Former D.C. Sports and Entertainment Commission member Paul M. Wolff's characterization of market data compiled by the Virginia Baseball Stadium Authority as "D.C. bashing" [Sports, Aug. 10] is not only incorrect. Wolff missed the main challenge facing all those who want to see America's pastime return to the national capital area.
Our authority prepared the booklet "The Case for Baseball in Virginia" so that Major League Baseball's ultimate decision-makers -- the 30 club owners -- would know the facts about the Northern Virginia-D.C. market when they face possible decisions on franchise relocation or expansion. Much as some in the District would like to ignore or deny Washington's troubled baseball history, the District lost two Major League franchises in 11 years (1960-1971). That's a difficult legacy for our region to overcome.
Now one of the questions frequently asked by baseball executives is: "Has anything changed since '71?" -- when the second Senators franchise packed its bags for Texas.
The answer is that while a great deal of growth has occurred in the region, that growth has been concentrated in Northern Virginia.

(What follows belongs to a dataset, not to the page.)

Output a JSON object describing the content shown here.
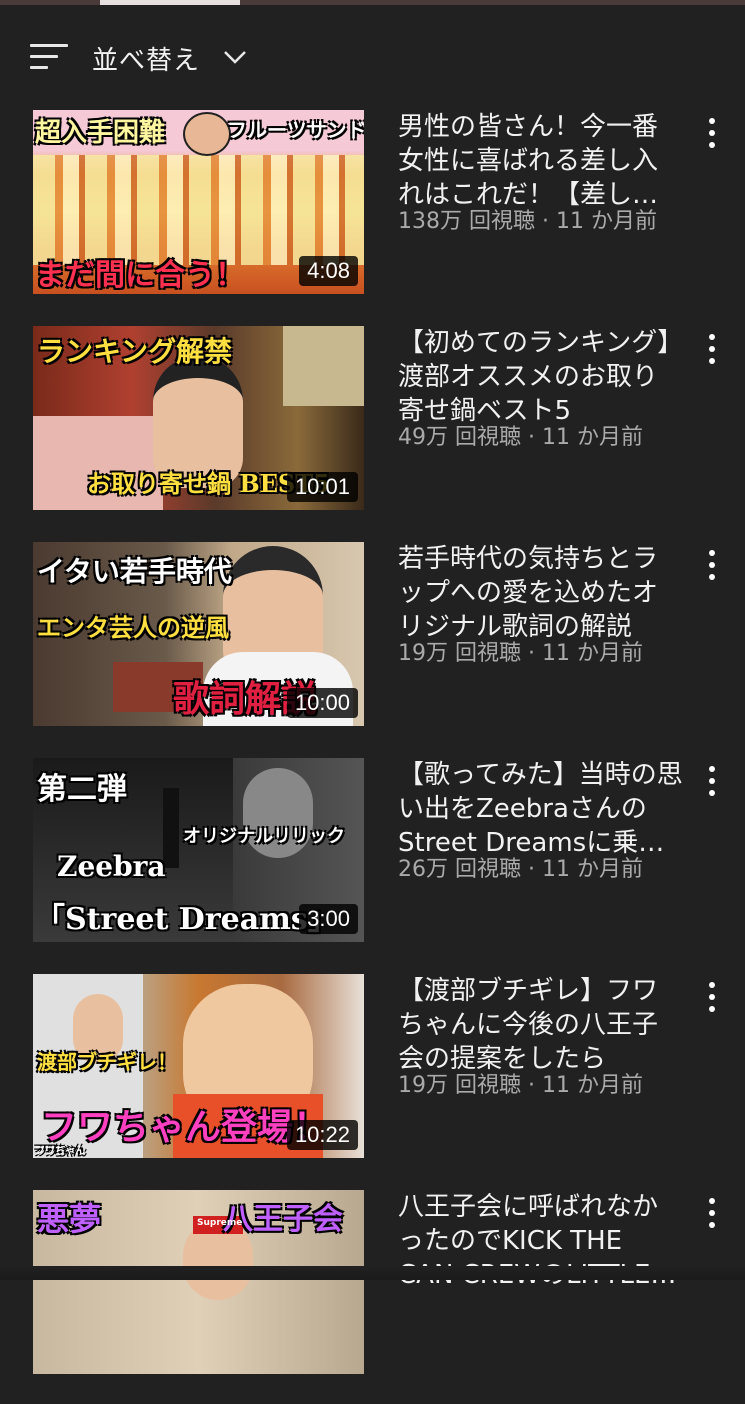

Since 1971:
Northern Virginia's population of 1.94 million has almost doubled (89 percent growth) while the District's population of 539,000 has declined by more than one-fourth (28 percent).
Northern Virginia's employment has exploded by 178 percent, to 1.3 million jobs, while the District has managed only a 6.7 percent increase, to 713,490 jobs.
Personal income in Northern Virginia -- $68.4 billion in 1998 -- has shot up by 194 percent, when adjusted for inflation, while the District's $19.3 billion grew by only 8.7 percent.
As The Post reported in an Aug. 26 front-page story, Fairfax County -- the heart of Northern Virginia -- now has the highest median income in the country ($87,569), and in 1998, it produced goods and services of more than $45.8 billion -- larger than the production level of 16 states. Fairfax and Northern Virginia now are home to more than 8,800 technology-related businesses that employ almost 150,000 workers in high-paying jobs. The Northern Virginia landscape is dotted with high-tech corporate headquarters -- likely candidates to fill the corporate suites and club seats necessary for a modern franchise to succeed.
Baseball must preserve the profitability of its present franchises while making sure that any new teams maximize their markets' profit potential. In our region, that means placing a team where it will least effect the Orioles' games in Baltimore while still providing good access to the greatest number of potential baseball fans. That means a location in Northern Virginia.
If we are to succeed in bringing baseball back to our area, reality must prevail over nostalgia. Our fellow baseball fans in the District should stop wondering what might have been if the Senators had not deserted Washington almost three decades ago. Our best chance to reclaim baseball for ourselves and for future generations lies in uniting behind Northern Virginia's bid for a Major League team.
-- Michael R. Frey
a member of the Fairfax Board of Supervisors, chairs the Virginia Baseball Stadium Authority.